→ WHAT IS REQUIRED
Every line of the material must be reproduced exactly.

→ LISTED ENTRIES
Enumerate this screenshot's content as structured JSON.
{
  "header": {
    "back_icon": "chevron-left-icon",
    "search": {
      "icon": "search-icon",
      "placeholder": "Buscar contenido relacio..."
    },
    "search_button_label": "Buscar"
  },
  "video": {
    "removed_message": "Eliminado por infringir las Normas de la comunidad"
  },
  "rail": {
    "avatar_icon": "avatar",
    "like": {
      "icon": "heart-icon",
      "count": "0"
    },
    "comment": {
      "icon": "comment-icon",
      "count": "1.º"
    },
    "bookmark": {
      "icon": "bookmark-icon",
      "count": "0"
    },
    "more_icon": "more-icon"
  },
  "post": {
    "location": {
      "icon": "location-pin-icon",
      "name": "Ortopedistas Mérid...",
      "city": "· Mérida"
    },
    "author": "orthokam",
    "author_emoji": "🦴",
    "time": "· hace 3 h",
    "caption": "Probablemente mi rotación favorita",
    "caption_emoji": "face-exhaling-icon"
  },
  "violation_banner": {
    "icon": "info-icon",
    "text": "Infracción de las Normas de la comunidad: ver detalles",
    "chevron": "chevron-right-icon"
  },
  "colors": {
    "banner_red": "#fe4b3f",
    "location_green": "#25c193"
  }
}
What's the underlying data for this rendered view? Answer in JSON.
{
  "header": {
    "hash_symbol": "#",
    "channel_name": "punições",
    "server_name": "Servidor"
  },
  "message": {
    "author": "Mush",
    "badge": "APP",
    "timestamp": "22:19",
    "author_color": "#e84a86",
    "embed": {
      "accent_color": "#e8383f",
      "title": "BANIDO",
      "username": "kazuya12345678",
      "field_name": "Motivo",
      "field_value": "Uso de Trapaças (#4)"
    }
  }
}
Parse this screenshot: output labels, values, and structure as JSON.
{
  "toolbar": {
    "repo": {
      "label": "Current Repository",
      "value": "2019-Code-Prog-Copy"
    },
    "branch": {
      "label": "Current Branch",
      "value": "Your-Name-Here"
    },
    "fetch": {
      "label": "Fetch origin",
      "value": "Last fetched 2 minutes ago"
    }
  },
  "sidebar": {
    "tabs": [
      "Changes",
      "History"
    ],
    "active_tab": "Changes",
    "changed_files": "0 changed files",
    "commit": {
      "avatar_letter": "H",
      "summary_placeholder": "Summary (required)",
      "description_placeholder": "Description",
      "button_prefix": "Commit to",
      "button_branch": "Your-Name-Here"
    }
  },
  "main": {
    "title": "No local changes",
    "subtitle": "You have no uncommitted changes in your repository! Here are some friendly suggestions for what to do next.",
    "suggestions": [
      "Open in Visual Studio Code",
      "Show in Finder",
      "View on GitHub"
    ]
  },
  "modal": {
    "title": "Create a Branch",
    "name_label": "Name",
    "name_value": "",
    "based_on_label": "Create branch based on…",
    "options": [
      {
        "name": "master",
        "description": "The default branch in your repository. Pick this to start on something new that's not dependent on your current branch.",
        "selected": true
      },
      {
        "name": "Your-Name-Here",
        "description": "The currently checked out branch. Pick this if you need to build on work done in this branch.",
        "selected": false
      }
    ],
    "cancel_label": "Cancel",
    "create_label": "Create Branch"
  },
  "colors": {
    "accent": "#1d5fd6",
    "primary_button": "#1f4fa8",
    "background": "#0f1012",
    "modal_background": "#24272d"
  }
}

→ ANSWER BOX
Enumerate this screenshot's content as structured JSON.
{
  "header": {
    "back_icon": "chevron-left-icon",
    "search": {
      "icon": "search-icon",
      "placeholder": "Buscar contenido relacio..."
    },
    "search_button_label": "Buscar"
  },
  "video": {
    "removed_message": "Eliminado por infringir las Normas de la comunidad"
  },
  "rail": {
    "avatar_icon": "avatar",
    "like": {
      "icon": "heart-icon",
      "count": "0"
    },
    "comment": {
      "icon": "comment-icon",
      "count": "1.º"
    },
    "bookmark": {
      "icon": "bookmark-icon",
      "count": "0"
    },
    "more_icon": "more-icon"
  },
  "post": {
    "location": {
      "icon": "location-pin-icon",
      "name": "Ortopedistas Mérid...",
      "city": "· Mérida"
    },
    "author": "orthokam",
    "author_emoji": "🦴",
    "time": "· hace 3 h",
    "caption": "Probablemente mi rotación favorita",
    "caption_emoji": "face-exhaling-icon"
  },
  "violation_banner": {
    "icon": "info-icon",
    "text": "Infracción de las Normas de la comunidad: ver detalles",
    "chevron": "chevron-right-icon"
  },
  "colors": {
    "banner_red": "#fe4b3f",
    "location_green": "#25c193"
  }
}
What's the underlying data for this rendered view? Answer in JSON.
{
  "header": {
    "hash_symbol": "#",
    "channel_name": "punições",
    "server_name": "Servidor"
  },
  "message": {
    "author": "Mush",
    "badge": "APP",
    "timestamp": "22:19",
    "author_color": "#e84a86",
    "embed": {
      "accent_color": "#e8383f",
      "title": "BANIDO",
      "username": "kazuya12345678",
      "field_name": "Motivo",
      "field_value": "Uso de Trapaças (#4)"
    }
  }
}
Parse this screenshot: output labels, values, and structure as JSON.
{
  "toolbar": {
    "repo": {
      "label": "Current Repository",
      "value": "2019-Code-Prog-Copy"
    },
    "branch": {
      "label": "Current Branch",
      "value": "Your-Name-Here"
    },
    "fetch": {
      "label": "Fetch origin",
      "value": "Last fetched 2 minutes ago"
    }
  },
  "sidebar": {
    "tabs": [
      "Changes",
      "History"
    ],
    "active_tab": "Changes",
    "changed_files": "0 changed files",
    "commit": {
      "avatar_letter": "H",
      "summary_placeholder": "Summary (required)",
      "description_placeholder": "Description",
      "button_prefix": "Commit to",
      "button_branch": "Your-Name-Here"
    }
  },
  "main": {
    "title": "No local changes",
    "subtitle": "You have no uncommitted changes in your repository! Here are some friendly suggestions for what to do next.",
    "suggestions": [
      "Open in Visual Studio Code",
      "Show in Finder",
      "View on GitHub"
    ]
  },
  "modal": {
    "title": "Create a Branch",
    "name_label": "Name",
    "name_value": "",
    "based_on_label": "Create branch based on…",
    "options": [
      {
        "name": "master",
        "description": "The default branch in your repository. Pick this to start on something new that's not dependent on your current branch.",
        "selected": true
      },
      {
        "name": "Your-Name-Here",
        "description": "The currently checked out branch. Pick this if you need to build on work done in this branch.",
        "selected": false
      }
    ],
    "cancel_label": "Cancel",
    "create_label": "Create Branch"
  },
  "colors": {
    "accent": "#1d5fd6",
    "primary_button": "#1f4fa8",
    "background": "#0f1012",
    "modal_background": "#24272d"
  }
}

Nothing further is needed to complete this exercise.